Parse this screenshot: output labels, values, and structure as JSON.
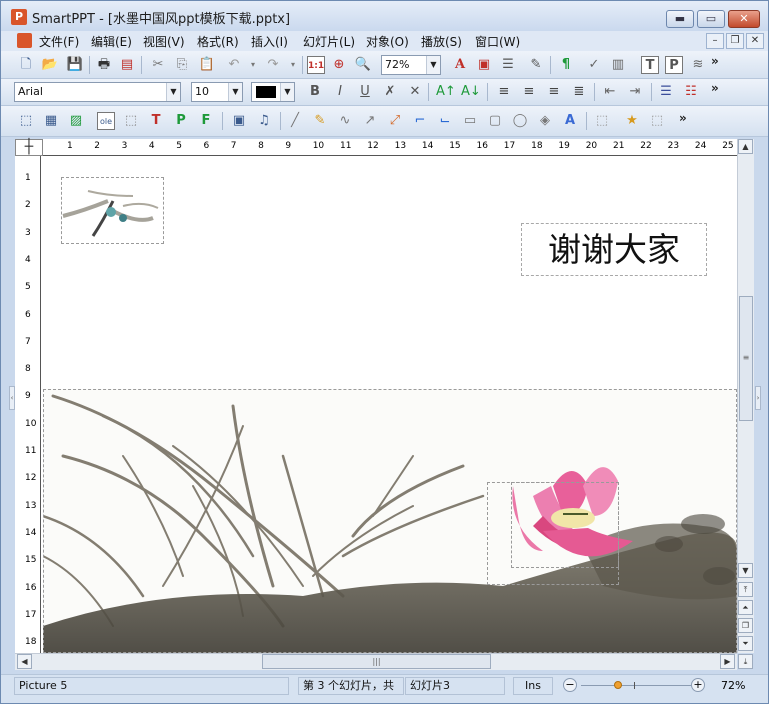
{
  "window": {
    "title": "SmartPPT - [水墨中国风ppt模板下载.pptx]",
    "app_icon": "P"
  },
  "window_controls": {
    "minimize": "▬",
    "restore": "▭",
    "close": "✕"
  },
  "menu": [
    "文件(F)",
    "编辑(E)",
    "视图(V)",
    "格式(R)",
    "插入(I)",
    "幻灯片(L)",
    "对象(O)",
    "播放(S)",
    "窗口(W)"
  ],
  "mdi_controls": {
    "minimize": "–",
    "restore": "❐",
    "close": "✕"
  },
  "toolbar1": {
    "zoom_value": "72%",
    "more": "»"
  },
  "toolbar2": {
    "font_name": "Arial",
    "font_size": "10",
    "more": "»"
  },
  "toolbar3": {
    "more": "»"
  },
  "hruler": [
    "1",
    "2",
    "3",
    "4",
    "5",
    "6",
    "7",
    "8",
    "9",
    "10",
    "11",
    "12",
    "13",
    "14",
    "15",
    "16",
    "17",
    "18",
    "19",
    "20",
    "21",
    "22",
    "23",
    "24",
    "25"
  ],
  "vruler": [
    "1",
    "2",
    "3",
    "4",
    "5",
    "6",
    "7",
    "8",
    "9",
    "10",
    "11",
    "12",
    "13",
    "14",
    "15",
    "16",
    "17",
    "18"
  ],
  "slide": {
    "thanks_text": "谢谢大家"
  },
  "statusbar": {
    "object_name": "Picture 5",
    "slide_count": "第 3 个幻灯片，共",
    "slide_name": "幻灯片3",
    "mode": "Ins",
    "zoom": "72%",
    "zoom_fraction": 0.34
  },
  "colors": {
    "titlebar": "#cad9ee",
    "close_button": "#c24a2c",
    "lotus": "#e8609a",
    "ink": "#4a463c"
  }
}
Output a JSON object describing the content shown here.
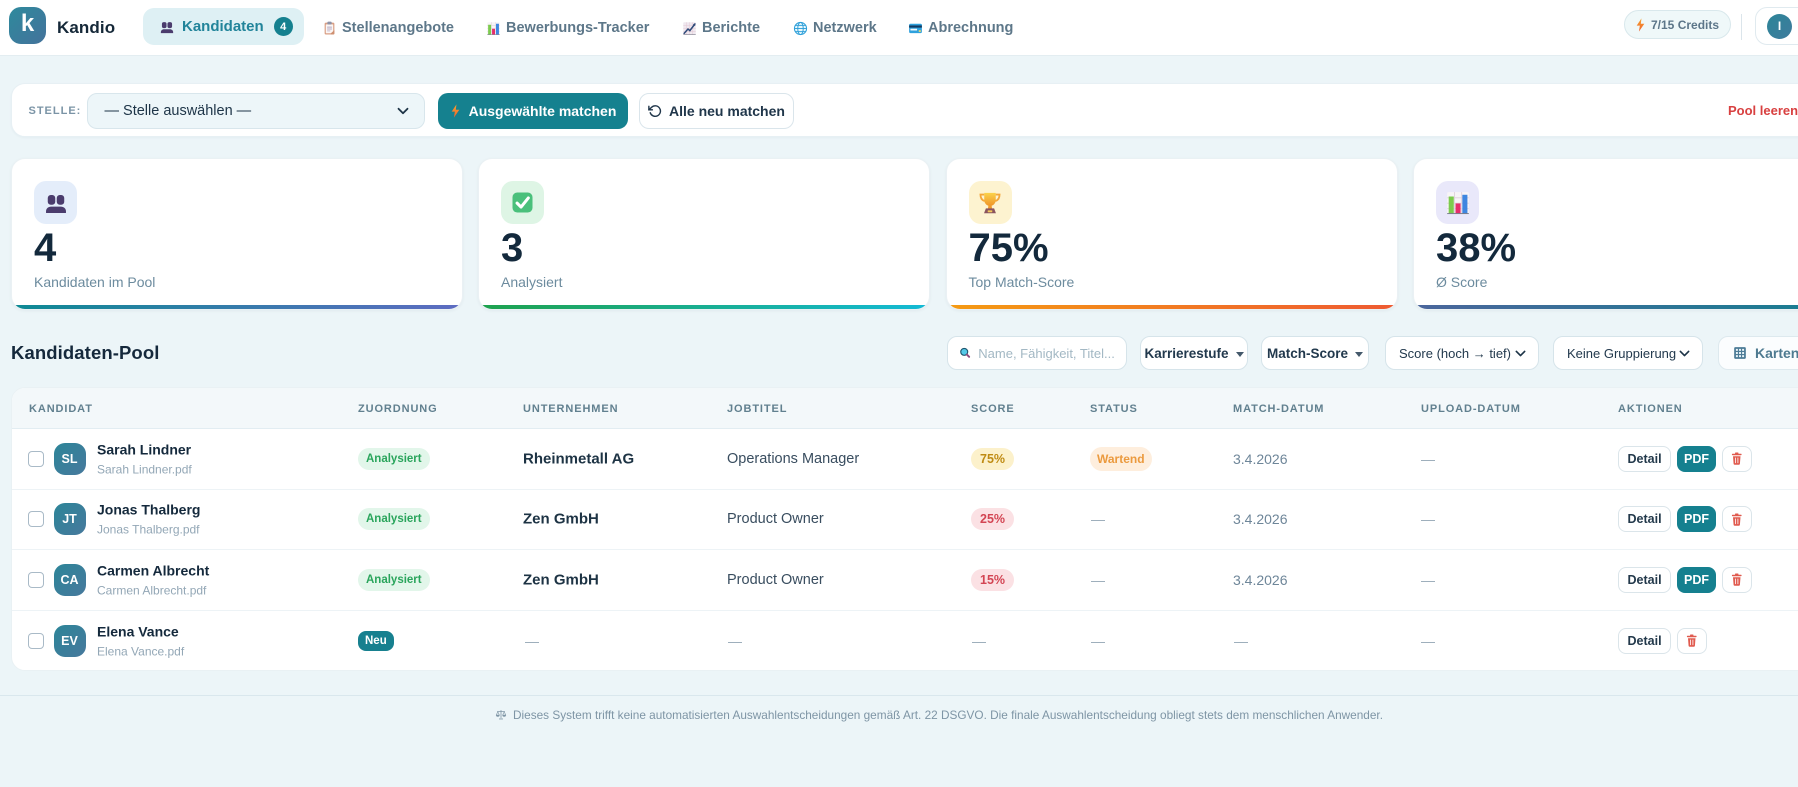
{
  "header": {
    "logo_letter": "k",
    "brand": "Kandio",
    "nav_active": {
      "label": "Kandidaten",
      "badge": "4"
    },
    "nav_items": [
      {
        "label": "Stellenangebote"
      },
      {
        "label": "Bewerbungs-Tracker"
      },
      {
        "label": "Berichte"
      },
      {
        "label": "Netzwerk"
      },
      {
        "label": "Abrechnung"
      }
    ],
    "credits": "7/15 Credits",
    "avatar_initial": "I"
  },
  "toolbar": {
    "stelle_label": "STELLE:",
    "stelle_select_value": "— Stelle auswählen —",
    "match_selected_label": "Ausgewählte matchen",
    "match_all_label": "Alle neu matchen",
    "clear_pool_label": "Pool leeren"
  },
  "stats": [
    {
      "value": "4",
      "label": "Kandidaten im Pool"
    },
    {
      "value": "3",
      "label": "Analysiert"
    },
    {
      "value": "75%",
      "label": "Top Match-Score"
    },
    {
      "value": "38%",
      "label": "Ø Score"
    }
  ],
  "pool": {
    "title": "Kandidaten-Pool",
    "search_placeholder": "Name, Fähigkeit, Titel...",
    "filter_career": "Karrierestufe",
    "filter_score": "Match-Score",
    "sort_value": "Score (hoch → tief)",
    "group_value": "Keine Gruppierung",
    "view_label": "Karten"
  },
  "table": {
    "headers": [
      "KANDIDAT",
      "ZUORDNUNG",
      "UNTERNEHMEN",
      "JOBTITEL",
      "SCORE",
      "STATUS",
      "MATCH-DATUM",
      "UPLOAD-DATUM",
      "AKTIONEN"
    ],
    "empty": "—",
    "detail_label": "Detail",
    "pdf_label": "PDF",
    "rows": [
      {
        "initials": "SL",
        "name": "Sarah Lindner",
        "file": "Sarah Lindner.pdf",
        "tag": "Analysiert",
        "company": "Rheinmetall AG",
        "job": "Operations Manager",
        "score": "75%",
        "status": "Wartend",
        "match_date": "3.4.2026"
      },
      {
        "initials": "JT",
        "name": "Jonas Thalberg",
        "file": "Jonas Thalberg.pdf",
        "tag": "Analysiert",
        "company": "Zen GmbH",
        "job": "Product Owner",
        "score": "25%",
        "status": "—",
        "match_date": "3.4.2026"
      },
      {
        "initials": "CA",
        "name": "Carmen Albrecht",
        "file": "Carmen Albrecht.pdf",
        "tag": "Analysiert",
        "company": "Zen GmbH",
        "job": "Product Owner",
        "score": "15%",
        "status": "—",
        "match_date": "3.4.2026"
      },
      {
        "initials": "EV",
        "name": "Elena Vance",
        "file": "Elena Vance.pdf",
        "tag": "Neu"
      }
    ]
  },
  "footer": {
    "disclaimer": "Dieses System trifft keine automatisierten Auswahlentscheidungen gemäß Art. 22 DSGVO. Die finale Auswahlentscheidung obliegt stets dem menschlichen Anwender."
  }
}
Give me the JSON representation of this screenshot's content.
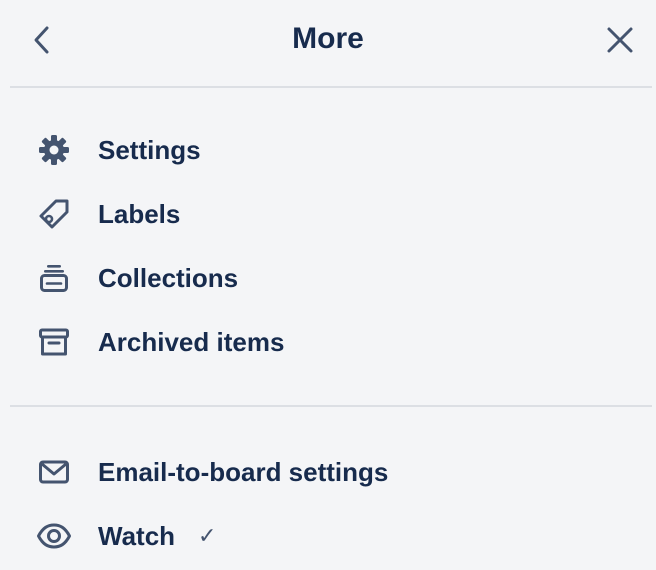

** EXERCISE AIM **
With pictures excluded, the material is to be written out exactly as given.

** SOLUTION TO THE EXERCISE **
Parse this screenshot: output labels, values, and structure as JSON.
{
  "window": {
    "title": "SmartPPT - [水墨中国风ppt模板下载.pptx]",
    "app_icon": "P"
  },
  "window_controls": {
    "minimize": "▬",
    "restore": "▭",
    "close": "✕"
  },
  "menu": [
    "文件(F)",
    "编辑(E)",
    "视图(V)",
    "格式(R)",
    "插入(I)",
    "幻灯片(L)",
    "对象(O)",
    "播放(S)",
    "窗口(W)"
  ],
  "mdi_controls": {
    "minimize": "–",
    "restore": "❐",
    "close": "✕"
  },
  "toolbar1": {
    "zoom_value": "72%",
    "more": "»"
  },
  "toolbar2": {
    "font_name": "Arial",
    "font_size": "10",
    "more": "»"
  },
  "toolbar3": {
    "more": "»"
  },
  "hruler": [
    "1",
    "2",
    "3",
    "4",
    "5",
    "6",
    "7",
    "8",
    "9",
    "10",
    "11",
    "12",
    "13",
    "14",
    "15",
    "16",
    "17",
    "18",
    "19",
    "20",
    "21",
    "22",
    "23",
    "24",
    "25"
  ],
  "vruler": [
    "1",
    "2",
    "3",
    "4",
    "5",
    "6",
    "7",
    "8",
    "9",
    "10",
    "11",
    "12",
    "13",
    "14",
    "15",
    "16",
    "17",
    "18"
  ],
  "slide": {
    "thanks_text": "谢谢大家"
  },
  "statusbar": {
    "object_name": "Picture 5",
    "slide_count": "第 3 个幻灯片，共",
    "slide_name": "幻灯片3",
    "mode": "Ins",
    "zoom": "72%",
    "zoom_fraction": 0.34
  },
  "colors": {
    "titlebar": "#cad9ee",
    "close_button": "#c24a2c",
    "lotus": "#e8609a",
    "ink": "#4a463c"
  }
}
Output a JSON object describing the content shown here.
{
  "header": {
    "logo_letter": "k",
    "brand": "Kandio",
    "nav_active": {
      "label": "Kandidaten",
      "badge": "4"
    },
    "nav_items": [
      {
        "label": "Stellenangebote"
      },
      {
        "label": "Bewerbungs-Tracker"
      },
      {
        "label": "Berichte"
      },
      {
        "label": "Netzwerk"
      },
      {
        "label": "Abrechnung"
      }
    ],
    "credits": "7/15 Credits",
    "avatar_initial": "I"
  },
  "toolbar": {
    "stelle_label": "STELLE:",
    "stelle_select_value": "— Stelle auswählen —",
    "match_selected_label": "Ausgewählte matchen",
    "match_all_label": "Alle neu matchen",
    "clear_pool_label": "Pool leeren"
  },
  "stats": [
    {
      "value": "4",
      "label": "Kandidaten im Pool"
    },
    {
      "value": "3",
      "label": "Analysiert"
    },
    {
      "value": "75%",
      "label": "Top Match-Score"
    },
    {
      "value": "38%",
      "label": "Ø Score"
    }
  ],
  "pool": {
    "title": "Kandidaten-Pool",
    "search_placeholder": "Name, Fähigkeit, Titel...",
    "filter_career": "Karrierestufe",
    "filter_score": "Match-Score",
    "sort_value": "Score (hoch → tief)",
    "group_value": "Keine Gruppierung",
    "view_label": "Karten"
  },
  "table": {
    "headers": [
      "KANDIDAT",
      "ZUORDNUNG",
      "UNTERNEHMEN",
      "JOBTITEL",
      "SCORE",
      "STATUS",
      "MATCH-DATUM",
      "UPLOAD-DATUM",
      "AKTIONEN"
    ],
    "empty": "—",
    "detail_label": "Detail",
    "pdf_label": "PDF",
    "rows": [
      {
        "initials": "SL",
        "name": "Sarah Lindner",
        "file": "Sarah Lindner.pdf",
        "tag": "Analysiert",
        "company": "Rheinmetall AG",
        "job": "Operations Manager",
        "score": "75%",
        "status": "Wartend",
        "match_date": "3.4.2026"
      },
      {
        "initials": "JT",
        "name": "Jonas Thalberg",
        "file": "Jonas Thalberg.pdf",
        "tag": "Analysiert",
        "company": "Zen GmbH",
        "job": "Product Owner",
        "score": "25%",
        "status": "—",
        "match_date": "3.4.2026"
      },
      {
        "initials": "CA",
        "name": "Carmen Albrecht",
        "file": "Carmen Albrecht.pdf",
        "tag": "Analysiert",
        "company": "Zen GmbH",
        "job": "Product Owner",
        "score": "15%",
        "status": "—",
        "match_date": "3.4.2026"
      },
      {
        "initials": "EV",
        "name": "Elena Vance",
        "file": "Elena Vance.pdf",
        "tag": "Neu"
      }
    ]
  },
  "footer": {
    "disclaimer": "Dieses System trifft keine automatisierten Auswahlentscheidungen gemäß Art. 22 DSGVO. Die finale Auswahlentscheidung obliegt stets dem menschlichen Anwender."
  }
}
Give me the JSON representation of this screenshot's content.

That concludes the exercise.